One point not to miss: The sensor must be installed with the tip pointing down, else condensation get in it when the engine is cold, which kills the sensor. About 3-4 feet from the head is good.
|Thanks Frm, FOR YOUR ADVICE. apt aDVANCED pERFORMANCE TECHNOLOGIES, HAS AN a/f METER LISTED IN THEIR CATALOGUE, IDEAL FOR MINIS AND MG'S SO IT MUST WORK, AND IS RELATIVELY CHEAP. The one I have was moderately priced I hope it delivers! (sorry got the caps lock stuck) thanks all Mike|
|You may already know this but it has not been covered so I will chip it in.|
When your wide range sensor is fitted to the exhaust it needs to be powered up when ever the engine is running. Otherwise it will collect deposits that will shorten its effective life.
You could also have a look at www.14point7.com
I understand the issues of using 2 sensors but when I last looked at this a couple of years ago the problem was getting the sensors up to temp and keeping them there. Placing the sensor to far downstream risked them not getting up to temp. I was using a heated sensor but even so it was recommended to keep them in a hot area, I guess things have moved on since then.
|Bob I can assure you the sensor gets hot enough at the the join of the pipes and on my car thats further back than standard, at about the front of the seat or more. Its a Hanns Pederson system. In summer it works in about 30sec in winter a little longer. The make is PLX and uses the Bosch wide band heated sensor. Was not expensive,about $240 and would be a lot cheaper now. Its a read only, and the next model can download to a laptop. |
They even do a end of tail pipe adapter for if you dont want a bung or wish to swap from car to car so the internal heater must be enough. It will start working while still cool enough to hold your hand on. As FRM said if you want it for tuning it needs to be wide band as a narrow band will only read rich, correct or lean where you need to know by how much. I leave mine in the car all the time and my normal readings are cruising about 15:1 -16.5:1 light acceleration 14:1 and as rich 11.8:1 on full power. I like it a little over rich on full power with the SC. Denis
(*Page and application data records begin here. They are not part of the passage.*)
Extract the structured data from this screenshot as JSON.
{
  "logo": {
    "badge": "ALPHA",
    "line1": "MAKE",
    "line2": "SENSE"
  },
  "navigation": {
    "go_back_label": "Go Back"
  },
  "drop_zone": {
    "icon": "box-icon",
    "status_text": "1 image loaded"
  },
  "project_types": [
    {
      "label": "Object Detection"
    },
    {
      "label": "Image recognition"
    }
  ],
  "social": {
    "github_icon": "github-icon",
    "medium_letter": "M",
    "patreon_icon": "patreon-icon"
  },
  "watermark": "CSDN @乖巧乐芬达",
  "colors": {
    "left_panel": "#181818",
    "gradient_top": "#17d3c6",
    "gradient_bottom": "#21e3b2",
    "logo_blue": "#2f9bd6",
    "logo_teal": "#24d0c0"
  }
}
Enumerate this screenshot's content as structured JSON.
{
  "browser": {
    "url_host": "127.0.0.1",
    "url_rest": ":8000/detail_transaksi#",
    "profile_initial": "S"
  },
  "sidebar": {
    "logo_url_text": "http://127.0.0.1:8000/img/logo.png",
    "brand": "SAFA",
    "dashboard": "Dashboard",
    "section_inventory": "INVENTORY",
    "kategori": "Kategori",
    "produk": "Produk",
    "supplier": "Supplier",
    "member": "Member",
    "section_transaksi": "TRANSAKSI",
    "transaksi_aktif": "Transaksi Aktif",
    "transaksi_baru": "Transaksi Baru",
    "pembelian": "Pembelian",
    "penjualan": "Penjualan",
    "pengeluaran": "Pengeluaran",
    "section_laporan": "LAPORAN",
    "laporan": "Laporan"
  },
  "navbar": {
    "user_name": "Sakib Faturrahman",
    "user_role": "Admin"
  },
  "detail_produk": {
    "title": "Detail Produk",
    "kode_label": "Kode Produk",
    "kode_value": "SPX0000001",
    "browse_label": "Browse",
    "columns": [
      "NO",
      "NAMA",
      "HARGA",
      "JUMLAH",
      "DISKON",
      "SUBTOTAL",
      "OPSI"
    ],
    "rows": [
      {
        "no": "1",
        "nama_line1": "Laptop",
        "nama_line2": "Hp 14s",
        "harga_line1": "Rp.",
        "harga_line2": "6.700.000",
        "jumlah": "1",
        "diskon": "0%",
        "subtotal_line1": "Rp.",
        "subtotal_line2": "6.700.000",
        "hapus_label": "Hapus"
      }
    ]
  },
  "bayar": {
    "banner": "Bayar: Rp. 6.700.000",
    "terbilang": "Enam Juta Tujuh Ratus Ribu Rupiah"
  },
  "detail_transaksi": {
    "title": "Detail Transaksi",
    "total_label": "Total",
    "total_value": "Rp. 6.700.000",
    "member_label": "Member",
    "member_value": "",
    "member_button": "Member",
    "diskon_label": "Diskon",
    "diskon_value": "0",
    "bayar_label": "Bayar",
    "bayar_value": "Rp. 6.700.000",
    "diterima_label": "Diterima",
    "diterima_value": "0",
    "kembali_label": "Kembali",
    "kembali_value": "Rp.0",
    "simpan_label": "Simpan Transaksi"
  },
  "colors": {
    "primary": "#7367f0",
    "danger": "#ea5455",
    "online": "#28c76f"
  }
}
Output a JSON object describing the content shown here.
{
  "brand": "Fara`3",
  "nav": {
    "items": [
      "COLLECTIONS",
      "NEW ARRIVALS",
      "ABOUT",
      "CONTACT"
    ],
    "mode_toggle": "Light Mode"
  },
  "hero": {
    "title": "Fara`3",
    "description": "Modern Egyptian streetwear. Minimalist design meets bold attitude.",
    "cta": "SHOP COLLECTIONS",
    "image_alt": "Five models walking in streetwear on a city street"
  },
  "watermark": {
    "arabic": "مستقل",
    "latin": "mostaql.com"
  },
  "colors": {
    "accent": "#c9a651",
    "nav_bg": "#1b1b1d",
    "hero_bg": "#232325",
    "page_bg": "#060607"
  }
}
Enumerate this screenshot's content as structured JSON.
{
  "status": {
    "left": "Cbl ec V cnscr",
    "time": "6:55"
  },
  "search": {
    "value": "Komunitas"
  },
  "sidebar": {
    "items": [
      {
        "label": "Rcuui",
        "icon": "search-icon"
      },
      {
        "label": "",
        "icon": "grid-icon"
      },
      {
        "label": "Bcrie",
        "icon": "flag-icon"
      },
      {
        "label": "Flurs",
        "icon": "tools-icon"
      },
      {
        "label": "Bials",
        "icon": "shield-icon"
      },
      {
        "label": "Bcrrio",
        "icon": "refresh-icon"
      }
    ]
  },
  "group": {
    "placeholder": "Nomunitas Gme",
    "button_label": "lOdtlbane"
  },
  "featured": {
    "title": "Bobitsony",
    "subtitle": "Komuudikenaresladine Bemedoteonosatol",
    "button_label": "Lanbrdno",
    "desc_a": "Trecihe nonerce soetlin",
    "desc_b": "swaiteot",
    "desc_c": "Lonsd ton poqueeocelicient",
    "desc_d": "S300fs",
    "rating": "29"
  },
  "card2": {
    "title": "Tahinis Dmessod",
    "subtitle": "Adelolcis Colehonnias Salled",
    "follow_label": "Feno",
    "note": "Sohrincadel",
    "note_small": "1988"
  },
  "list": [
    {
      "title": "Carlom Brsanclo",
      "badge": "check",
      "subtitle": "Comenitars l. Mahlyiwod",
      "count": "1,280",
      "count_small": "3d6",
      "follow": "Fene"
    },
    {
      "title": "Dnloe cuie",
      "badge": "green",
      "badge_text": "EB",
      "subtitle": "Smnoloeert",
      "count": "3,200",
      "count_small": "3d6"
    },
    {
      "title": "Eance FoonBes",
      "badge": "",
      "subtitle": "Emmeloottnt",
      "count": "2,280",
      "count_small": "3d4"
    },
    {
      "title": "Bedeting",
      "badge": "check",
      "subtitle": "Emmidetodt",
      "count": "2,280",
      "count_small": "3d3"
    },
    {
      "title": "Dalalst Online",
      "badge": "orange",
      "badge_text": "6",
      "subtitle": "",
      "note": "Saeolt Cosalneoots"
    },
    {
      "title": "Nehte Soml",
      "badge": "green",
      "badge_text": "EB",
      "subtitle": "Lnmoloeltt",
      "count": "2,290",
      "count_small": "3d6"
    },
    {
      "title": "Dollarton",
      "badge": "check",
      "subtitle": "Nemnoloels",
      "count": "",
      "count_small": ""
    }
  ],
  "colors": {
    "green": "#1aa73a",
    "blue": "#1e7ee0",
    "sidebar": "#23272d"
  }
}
|Nice tip about pointing the tip down FRM....common sense ....but then again I think I have to learn everything the hard way!!!!|
We use two makes of AFR meter the Innovate LM2
and the NGK Powerdex AFR...scroll down the page to view on the link below
The Powerdex uses a really expensive....3 times the price of the Innovate Bosch one....sensor. It works very well in hostile conditions on our rolling road. Sensors do not like rich mixtures which shortens the life.
We try to measure how far the piston has lifted in the dashpot to reference needle position. Some people tell me the simple expedient of cutting notches in the needles can give good reference points.
Unless the exhaust gases are red hot we tend to find part throttle readings not deadly accurate but we do tend to pick up from the tailpipe!
|Thanks for all those well documented and thought out comments and for the downward tilt of the sensor FRM. While I have the car on stilts! I will pre-drill this hole in the right place. Cause I know the exhaust man will not!! Mike|
|I am contemplating a sensor for my B. I know I should stop fiddling - the car runs well, it is my daily driver and not used for competition, and over a period of time I seem to have arrived at a reasonable state of tune. But it would be really satisfying to feel that the mix was 'just right' by an interesting technological means.|
I live in Australia and was hoping that J.M.Doust (Queensland) or Denis4 (Victoria) might get in touch to advise what kind of sensors they have installed and what is available locally.
|J H Crighton|
This thread was discussed between 01/08/2011 and 28/09/2011
MG MGB Technical index
This thread is from the archive. The Live MG MGB Technical BBS is active now.